Changes to CMHC: What does it mean for you?

 

 

Given The COVID-19 pandemic and it’s impact in the housing economy CMHC announced changes to its mortgage insurance underwriting criteria on Thursday June 4th.

Effective July 1st the following changes will apply for new applications for homeowner transactional and portfolio mortgage insurance through CMHC.

  • The maximum gross debt service (GDS) ratio drops from 39 to 35
  • The maximum total debt service (TDS) ratio drops from 44 to 42
  • The minimum credit score rises from 600 to 680 for at least one borrower
  • Non-traditional sources of down payment that increase indebtedness will no longer be treated as equity for insurance purposes

Outside of the higher credit score requirement and more restrictions surrounding the source of down payment, what does this mean to the borrower? It will ultimately reduce their maximum buyer power when qualifying under CMHC regulations. We feel that it is prudent to educate any potential buyer of how this change could effect their purchase after July 1st 2020.

Here are a few examples based on household income and maximum affordability:

  • Scenario based on Household Income of $70,000
    • Maximum Purchase Price Today: $350,000.00
    • Maximum Purchase Price After July 1st: $300,000.00
  • Scenario based on Household Income of $100,000
    • Maximum Purchase Price Today: $500,000.00
    • Maximum Purchase Price After July 1st : $450,000.00
  • Scenario based on Household Income of $130,000
    • Maximum Purchase Price Today: $650,000.00
    • Maximum Purchase Price After July 1st: $600,000.00

It is important to note the CMHC announcement release states: “These decisions are within CMHC’s authorities under the National Housing Act.” This is not a directive from the Ministry of Finance and as a result, Canada’s other two mortgage insurers (Genworth Financial and Canada Guaranty) have opted out of this change and will be operating under existing lending guidelines.

Although Canada’s two other private insurers have opted out of the change, we believe that underwriting will ultimately tighten with all insurers. There will be a heavier weighting on job and industry stability, the credit worthiness of a borrower and the absolute need for a client to have fallback and assets will be more important then ever.

Common Questions
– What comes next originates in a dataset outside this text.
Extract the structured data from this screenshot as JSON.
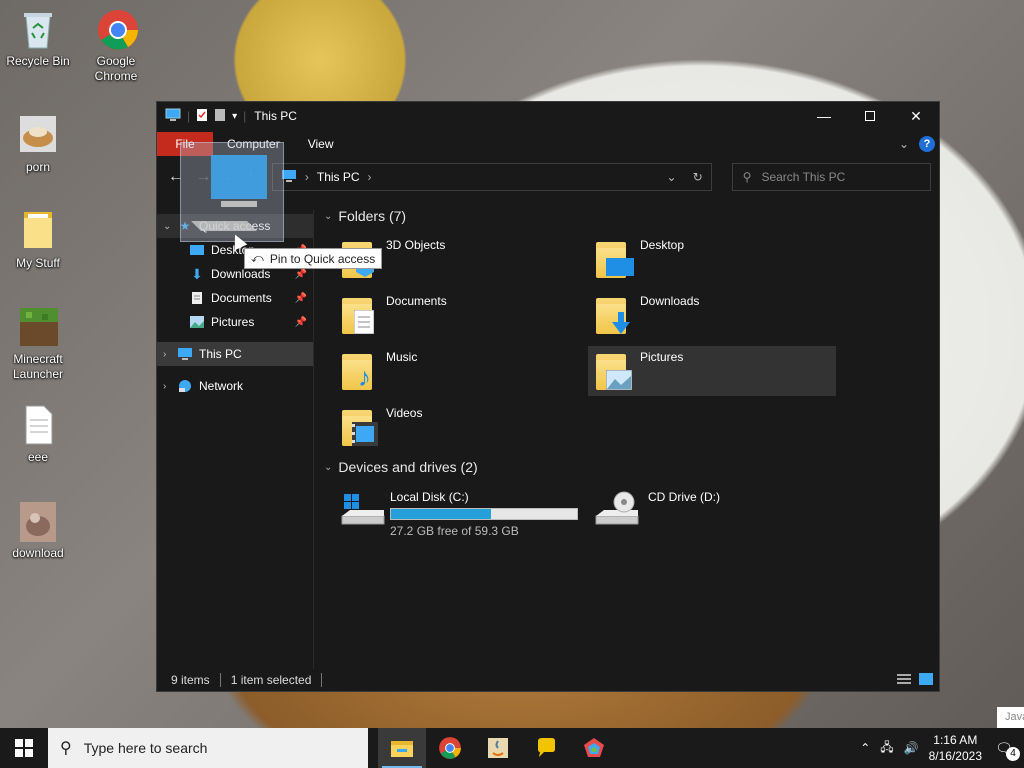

  1. Does the mortgage need to be approved or funded by July 1st to beat the new criteria?
    1. Provided an offer is in place prior to July 1st the guidelines for lending will be based on existing policy and not the new criteria. The possession could be a year down the road or more. CMHC is not policing the possession date.
  1. Do lenders accept Genworth or Canada Guaranty with the same value as CMHC?
    1. When the lender submits an application, the lender notes that they need insurance through one of the other providers, due to CMHC’s rule changes. What’s really important is that not all banks work with the other two insurers. There are only about 65% of the banks and lenders that have all three insurers, and often times when the lender has a tricky file, the lender needs to go to all three insurers before finding one of them who will approve the deal. This is a benefit to working with a broker who can shop all banks vs. a client going into a bank that may only have access to two insurers.

 

Assumptions based on no outside debts, a property without condo fees and property taxes based on the City mill rate